The generalization of REML to non-normal models is not obvious, as zero mean contrasts do not generally exist. Several general methods of adjusting likelihood methods for nuisance parameters have been proposed, including Cox and Reid (1987), McCullagh and Tibshirani (1990) and Smyth and Verbyla (1996), which reduce to REML for normal linear models. In this paper we use the approach of McCullagh and Tibshirani (1990) to adjust the score vector and information matrices for leverage effects. We find that this requires minimal modification to the standard computations in a generalized linear model context. We note that the adjustments agree with Cox and Reid (1987) to second order, but not with the saddle-point conditional likelihood given by Smyth and Verbyla (1996).

Verbyla (1993) shows that REML estimators in normal linear regression enjoy a hitherto unappreciated robustness property, of being less sensitive than the maximum likelihood estimators to perturbations in the model. This property supports the notion that REML can be considered more reliable than maximum likelihood in small samples. We show, through two data examples, that our adjusted likelihood methods also enjoy this property in this more general context.

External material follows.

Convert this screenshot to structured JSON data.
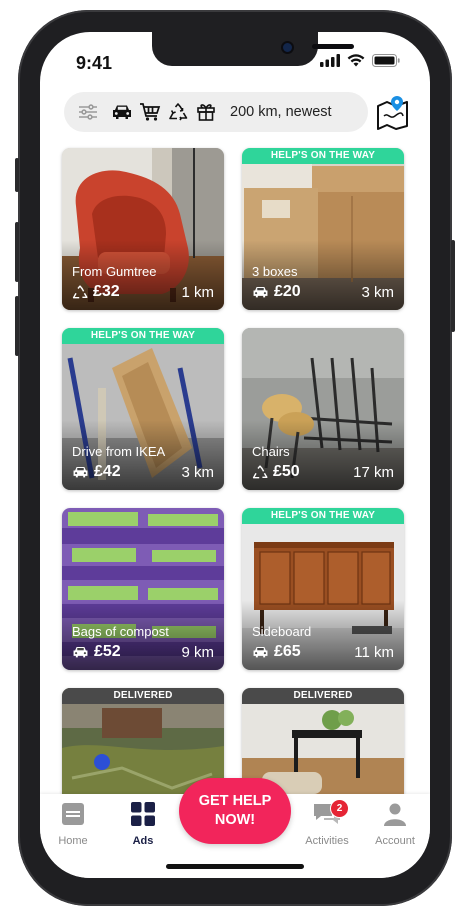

Section 2 of this paper introduces double generalized linear models, in which the mean and the dispersion are modelled simultaneously. The saddle-point approximation and its accuracy is discusses in Section 3. Section 4 discusses generalizations of REML to non-normal models. The application to double generalized linear models is set out in Section 5, and two data examples are worked through in Section 6. S-Plus functions to fit double generalized linear models are also described. The paper finishes with a summary and pointers to software availability.